1953 Horatio Alger Award Winner
"Only in America can a boy who was orphaned at age seven grow up to be President of the United States."

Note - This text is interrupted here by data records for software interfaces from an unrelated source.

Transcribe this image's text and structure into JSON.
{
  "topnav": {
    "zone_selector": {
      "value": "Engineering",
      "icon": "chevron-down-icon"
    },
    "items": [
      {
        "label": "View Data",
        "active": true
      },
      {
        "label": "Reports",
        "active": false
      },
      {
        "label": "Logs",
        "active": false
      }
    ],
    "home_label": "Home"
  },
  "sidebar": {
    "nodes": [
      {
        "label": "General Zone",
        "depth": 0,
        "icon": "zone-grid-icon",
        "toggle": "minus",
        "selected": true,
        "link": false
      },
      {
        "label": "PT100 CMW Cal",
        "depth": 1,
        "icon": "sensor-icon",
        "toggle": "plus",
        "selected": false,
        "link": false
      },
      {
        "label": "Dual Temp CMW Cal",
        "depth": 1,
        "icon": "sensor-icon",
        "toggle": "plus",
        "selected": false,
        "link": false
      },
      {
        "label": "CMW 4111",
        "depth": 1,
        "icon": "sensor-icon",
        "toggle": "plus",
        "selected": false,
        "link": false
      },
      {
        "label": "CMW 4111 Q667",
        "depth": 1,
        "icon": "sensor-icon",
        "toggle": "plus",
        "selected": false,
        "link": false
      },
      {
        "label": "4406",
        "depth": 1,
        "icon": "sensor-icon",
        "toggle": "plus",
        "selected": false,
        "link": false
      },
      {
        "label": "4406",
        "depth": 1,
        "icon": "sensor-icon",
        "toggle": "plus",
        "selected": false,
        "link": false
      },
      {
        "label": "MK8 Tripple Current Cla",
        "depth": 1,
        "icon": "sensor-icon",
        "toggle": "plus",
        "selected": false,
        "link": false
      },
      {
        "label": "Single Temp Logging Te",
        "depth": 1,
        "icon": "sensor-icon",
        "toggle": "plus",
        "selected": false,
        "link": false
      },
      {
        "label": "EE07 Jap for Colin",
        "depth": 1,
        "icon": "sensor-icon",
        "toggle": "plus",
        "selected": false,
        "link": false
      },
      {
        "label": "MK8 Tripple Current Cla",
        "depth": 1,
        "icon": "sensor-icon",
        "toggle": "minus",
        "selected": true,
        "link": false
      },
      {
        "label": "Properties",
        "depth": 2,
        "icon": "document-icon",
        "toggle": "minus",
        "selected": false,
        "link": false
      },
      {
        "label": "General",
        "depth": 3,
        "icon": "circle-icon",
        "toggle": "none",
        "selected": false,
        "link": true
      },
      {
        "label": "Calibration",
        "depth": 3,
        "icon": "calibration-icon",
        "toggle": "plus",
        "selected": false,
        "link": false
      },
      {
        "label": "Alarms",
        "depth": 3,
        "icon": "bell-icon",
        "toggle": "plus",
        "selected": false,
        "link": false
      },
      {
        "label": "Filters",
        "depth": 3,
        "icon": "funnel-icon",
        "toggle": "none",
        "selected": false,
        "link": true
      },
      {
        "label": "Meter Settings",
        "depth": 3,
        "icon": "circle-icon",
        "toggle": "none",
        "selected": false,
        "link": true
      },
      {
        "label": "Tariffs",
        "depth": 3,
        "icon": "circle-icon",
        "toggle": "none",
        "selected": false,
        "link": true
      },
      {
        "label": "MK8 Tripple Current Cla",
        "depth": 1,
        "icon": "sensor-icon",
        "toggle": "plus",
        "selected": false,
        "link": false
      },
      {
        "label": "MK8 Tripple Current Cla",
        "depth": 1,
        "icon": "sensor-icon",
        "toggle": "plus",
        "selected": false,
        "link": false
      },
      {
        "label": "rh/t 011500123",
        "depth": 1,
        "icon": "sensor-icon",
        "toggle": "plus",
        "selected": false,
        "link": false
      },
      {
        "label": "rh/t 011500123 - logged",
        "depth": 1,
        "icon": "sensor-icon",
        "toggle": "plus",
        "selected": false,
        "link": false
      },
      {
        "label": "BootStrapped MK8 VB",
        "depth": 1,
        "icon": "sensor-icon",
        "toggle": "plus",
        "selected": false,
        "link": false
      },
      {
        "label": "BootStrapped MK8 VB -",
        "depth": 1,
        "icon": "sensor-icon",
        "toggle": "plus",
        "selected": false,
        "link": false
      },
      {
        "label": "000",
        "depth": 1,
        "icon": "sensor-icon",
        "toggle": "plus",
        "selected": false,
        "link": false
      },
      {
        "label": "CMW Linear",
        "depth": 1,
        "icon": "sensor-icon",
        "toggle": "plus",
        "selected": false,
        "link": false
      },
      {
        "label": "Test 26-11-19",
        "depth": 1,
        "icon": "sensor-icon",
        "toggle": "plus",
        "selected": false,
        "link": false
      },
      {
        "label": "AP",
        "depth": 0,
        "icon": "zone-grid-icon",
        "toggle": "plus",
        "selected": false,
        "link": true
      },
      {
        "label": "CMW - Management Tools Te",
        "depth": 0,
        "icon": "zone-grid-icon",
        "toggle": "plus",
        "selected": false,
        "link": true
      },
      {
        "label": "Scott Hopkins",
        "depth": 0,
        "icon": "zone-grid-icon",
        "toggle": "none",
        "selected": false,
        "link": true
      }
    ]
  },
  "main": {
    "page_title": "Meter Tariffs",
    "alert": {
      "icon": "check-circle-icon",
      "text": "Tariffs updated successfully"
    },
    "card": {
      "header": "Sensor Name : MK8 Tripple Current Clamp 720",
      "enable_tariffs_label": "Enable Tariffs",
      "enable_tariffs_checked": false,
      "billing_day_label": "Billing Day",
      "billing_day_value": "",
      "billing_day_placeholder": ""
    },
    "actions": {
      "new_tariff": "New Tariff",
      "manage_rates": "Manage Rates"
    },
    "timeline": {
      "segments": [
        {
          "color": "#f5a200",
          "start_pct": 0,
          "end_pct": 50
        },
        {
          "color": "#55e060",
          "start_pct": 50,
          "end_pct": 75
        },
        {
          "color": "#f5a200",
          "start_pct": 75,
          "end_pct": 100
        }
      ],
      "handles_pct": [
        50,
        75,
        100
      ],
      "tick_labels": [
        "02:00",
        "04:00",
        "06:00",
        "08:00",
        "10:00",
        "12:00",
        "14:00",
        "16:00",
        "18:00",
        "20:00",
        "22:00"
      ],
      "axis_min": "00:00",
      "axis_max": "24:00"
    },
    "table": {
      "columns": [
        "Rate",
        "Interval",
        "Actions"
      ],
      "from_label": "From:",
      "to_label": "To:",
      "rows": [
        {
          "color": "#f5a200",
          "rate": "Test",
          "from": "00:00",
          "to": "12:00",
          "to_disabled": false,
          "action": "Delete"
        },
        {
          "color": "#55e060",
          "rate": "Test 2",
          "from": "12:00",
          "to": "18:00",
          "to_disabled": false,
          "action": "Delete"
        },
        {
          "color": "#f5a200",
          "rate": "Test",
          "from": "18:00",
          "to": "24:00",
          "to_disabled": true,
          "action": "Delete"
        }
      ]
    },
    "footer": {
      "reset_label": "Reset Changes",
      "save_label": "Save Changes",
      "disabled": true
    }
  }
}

Herbert Hoover was orphaned at an early age and lived with an uncle in Oregon. He earned money as a farm laborer and office boy. He worked his way through Stanford University by serving as a secretary and by managing both a newspaper route and a laundry agency. He earned a degree in geology and became an engineer for the U. S. Geological Survey and other mining companies throughout the world. He was drafted by the American ambassador to direct the relief of 16 million people in Belgium and northern France during World War I. He was the U. S. Food Administrator, and after the Armistice, the Allied governments drafted him to direct the relief and reconstruction in Europe, involving more than 320 million people. He served as the Secretary of Commerce under Harding in 1921. In 1929, Hoover became the thirty-first president of the United States.* Deceased